Now that we have groups formed, introductions made, and have gone over the syllabus and course expectations, it was time to get them thinking. WHAT... wait? You make students think on the first day of class? Yes, In class time is precious on the college campus, its the only time we as instructors have where we can focus on our students 100% without distraction of research, faculty, administration, etc. So I try to pack as much into each class as I can. Do I want to overload my students? No, so I try to employ as many active learning techniques so that the students can learn through guided activities without feeling overwhelmed or without getting bored from listening to me yammer on and on about the scientific method. In this activity to help teach students the elements of a good experiment, I employed "silent discussions". In this activity each group of students (formed previously from the "mix and rank" activity) are instructed to pick a team leader, handed a stack of post-it notes and sharpies, and are instructed to write words or phrases on at least 5 post-it notes per person that describe the elements of a good experiment. And they are to do this without saying one single word to each other. Once the words/phrases are written, students then arrange the notes on a whiteboard or wall into categories... again in complete silence. Once each group is satisfied with their groupings, the team leader is allowed to do one final rearrangement at his or her discretion, again without talking. In the end, the team leader from each group reads the words/phrases and explains why they are grouped together. This activity then naturally progressed into a whole group discussion about what makes a good experiment good, and got them thinking about what general elements or factors they need to consider in their upcoming research project. If this class size is too large or the course is online this activity can easily be adapted with virtual whiteboards such as padlet.com,

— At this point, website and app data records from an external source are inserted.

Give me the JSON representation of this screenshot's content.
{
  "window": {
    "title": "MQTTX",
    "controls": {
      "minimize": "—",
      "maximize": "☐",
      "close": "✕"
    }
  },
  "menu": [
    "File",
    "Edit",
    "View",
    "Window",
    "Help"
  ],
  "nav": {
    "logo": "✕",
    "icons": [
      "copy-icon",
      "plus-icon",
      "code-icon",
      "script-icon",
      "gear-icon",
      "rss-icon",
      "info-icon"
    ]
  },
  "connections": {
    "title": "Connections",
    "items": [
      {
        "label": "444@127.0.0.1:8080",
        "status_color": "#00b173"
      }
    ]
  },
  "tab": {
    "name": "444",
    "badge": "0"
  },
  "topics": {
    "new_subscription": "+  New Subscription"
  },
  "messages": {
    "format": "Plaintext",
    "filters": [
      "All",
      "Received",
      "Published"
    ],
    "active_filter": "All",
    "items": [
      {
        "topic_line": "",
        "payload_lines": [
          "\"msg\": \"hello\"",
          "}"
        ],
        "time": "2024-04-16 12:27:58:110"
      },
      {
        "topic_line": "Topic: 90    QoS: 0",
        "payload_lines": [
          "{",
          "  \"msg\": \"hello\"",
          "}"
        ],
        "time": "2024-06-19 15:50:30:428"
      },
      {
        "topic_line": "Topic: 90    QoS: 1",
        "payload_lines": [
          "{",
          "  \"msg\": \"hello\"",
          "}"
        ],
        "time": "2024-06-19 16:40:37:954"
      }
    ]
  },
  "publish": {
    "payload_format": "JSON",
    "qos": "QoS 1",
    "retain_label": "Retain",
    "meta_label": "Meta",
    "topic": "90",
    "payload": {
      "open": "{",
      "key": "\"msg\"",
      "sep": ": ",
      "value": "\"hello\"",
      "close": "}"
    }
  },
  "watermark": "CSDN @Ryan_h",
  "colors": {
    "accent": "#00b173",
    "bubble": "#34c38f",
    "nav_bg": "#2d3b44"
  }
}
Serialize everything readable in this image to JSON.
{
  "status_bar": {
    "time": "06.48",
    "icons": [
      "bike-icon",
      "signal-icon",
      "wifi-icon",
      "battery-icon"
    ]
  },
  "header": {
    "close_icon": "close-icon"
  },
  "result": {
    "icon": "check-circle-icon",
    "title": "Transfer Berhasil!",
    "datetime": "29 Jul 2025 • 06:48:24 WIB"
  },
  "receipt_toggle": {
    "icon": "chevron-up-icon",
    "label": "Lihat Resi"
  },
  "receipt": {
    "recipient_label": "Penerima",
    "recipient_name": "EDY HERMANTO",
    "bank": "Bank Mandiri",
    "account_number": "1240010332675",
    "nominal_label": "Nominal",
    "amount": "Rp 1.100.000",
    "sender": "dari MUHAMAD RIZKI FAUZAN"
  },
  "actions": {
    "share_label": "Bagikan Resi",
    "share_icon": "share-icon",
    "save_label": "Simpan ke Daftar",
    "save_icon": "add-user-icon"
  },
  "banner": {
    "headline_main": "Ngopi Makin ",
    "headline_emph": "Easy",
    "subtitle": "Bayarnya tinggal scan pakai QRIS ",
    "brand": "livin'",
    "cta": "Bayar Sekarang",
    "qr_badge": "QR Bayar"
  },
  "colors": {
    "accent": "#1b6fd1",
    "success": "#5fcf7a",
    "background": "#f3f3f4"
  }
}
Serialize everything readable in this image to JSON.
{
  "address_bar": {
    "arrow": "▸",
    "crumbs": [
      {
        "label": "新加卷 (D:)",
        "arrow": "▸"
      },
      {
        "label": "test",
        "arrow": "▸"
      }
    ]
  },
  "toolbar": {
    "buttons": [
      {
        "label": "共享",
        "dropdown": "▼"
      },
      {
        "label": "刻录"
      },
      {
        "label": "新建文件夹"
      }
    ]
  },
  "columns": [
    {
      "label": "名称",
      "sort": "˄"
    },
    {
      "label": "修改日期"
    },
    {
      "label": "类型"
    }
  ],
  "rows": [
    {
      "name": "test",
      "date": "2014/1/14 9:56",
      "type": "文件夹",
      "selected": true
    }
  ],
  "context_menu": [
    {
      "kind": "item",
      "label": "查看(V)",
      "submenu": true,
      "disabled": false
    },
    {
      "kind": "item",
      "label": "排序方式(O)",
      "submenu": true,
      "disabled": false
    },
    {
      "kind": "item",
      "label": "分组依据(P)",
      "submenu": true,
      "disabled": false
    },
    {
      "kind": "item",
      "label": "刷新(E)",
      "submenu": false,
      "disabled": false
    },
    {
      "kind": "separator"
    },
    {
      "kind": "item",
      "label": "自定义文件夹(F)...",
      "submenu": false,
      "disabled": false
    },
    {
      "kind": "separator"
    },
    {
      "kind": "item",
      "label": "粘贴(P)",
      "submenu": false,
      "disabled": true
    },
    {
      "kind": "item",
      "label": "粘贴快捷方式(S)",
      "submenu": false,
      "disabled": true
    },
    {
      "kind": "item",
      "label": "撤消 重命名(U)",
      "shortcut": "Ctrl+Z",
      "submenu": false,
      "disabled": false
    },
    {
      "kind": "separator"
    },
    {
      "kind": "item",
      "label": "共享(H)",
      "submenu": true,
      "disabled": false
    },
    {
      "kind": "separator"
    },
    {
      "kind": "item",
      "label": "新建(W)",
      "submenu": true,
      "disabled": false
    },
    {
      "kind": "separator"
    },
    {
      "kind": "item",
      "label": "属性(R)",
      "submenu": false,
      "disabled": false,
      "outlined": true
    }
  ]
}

Reflect and Adapt
So now the students were so engrossed in our discussion that we didn't just run out of time, we ran over by 10 minutes before anyone realized. On the first day of class! That, to me was, a huge success. I was able to engage 15 freshman chemistry students for an ENTIRE hour (and 10 minutes) on the first day of class, got them talking to each other, sharing research experiences, discussing the scientific method and thinking about their future projects. At the end of class, I had students share and record their group's contact information (which ever they are comfortable giving) and sent them off on their way till next time!
Upon reflection of this class meeting, I have been pondering ways in which to adapt this course for an online environment. I believe everyone agrees that the undergraduate research experience is an invaluable aspect of college life, but those who are distance learners are at a serious disadvantage if they are unable to participate in research. In order to achieve this, I think i need to first reflect on each class day by day. To adapt the first day, we could hold a synchronous class through a platform like Blackboard Collaborate where students can still introduce themselves using video and audio feed just as we do in the face to face class. We can still share information about previous research experience, and even rank students with polling questions, and can even still form groups for classroom activities. The group project however may be difficult due to location barriers and each student may then have to do an individual project or if location allows, groups can form based on location. The "silent discussion" activity can still easily work on an online platform by utilizing either Blackboard's whiteboard in Collaborate or by using padlet.com. And then we can try to moderate discussions by "raising hands" so that not everyone talks at once and we just end up with noise and feedback.
As an educator, researcher, wife and mother, I am dedicated to developing and assessing innovations in chemistry education, medical diagnostics, and the biophysical characterization of non-helical DNA structures found in the non-coding regions of the genome.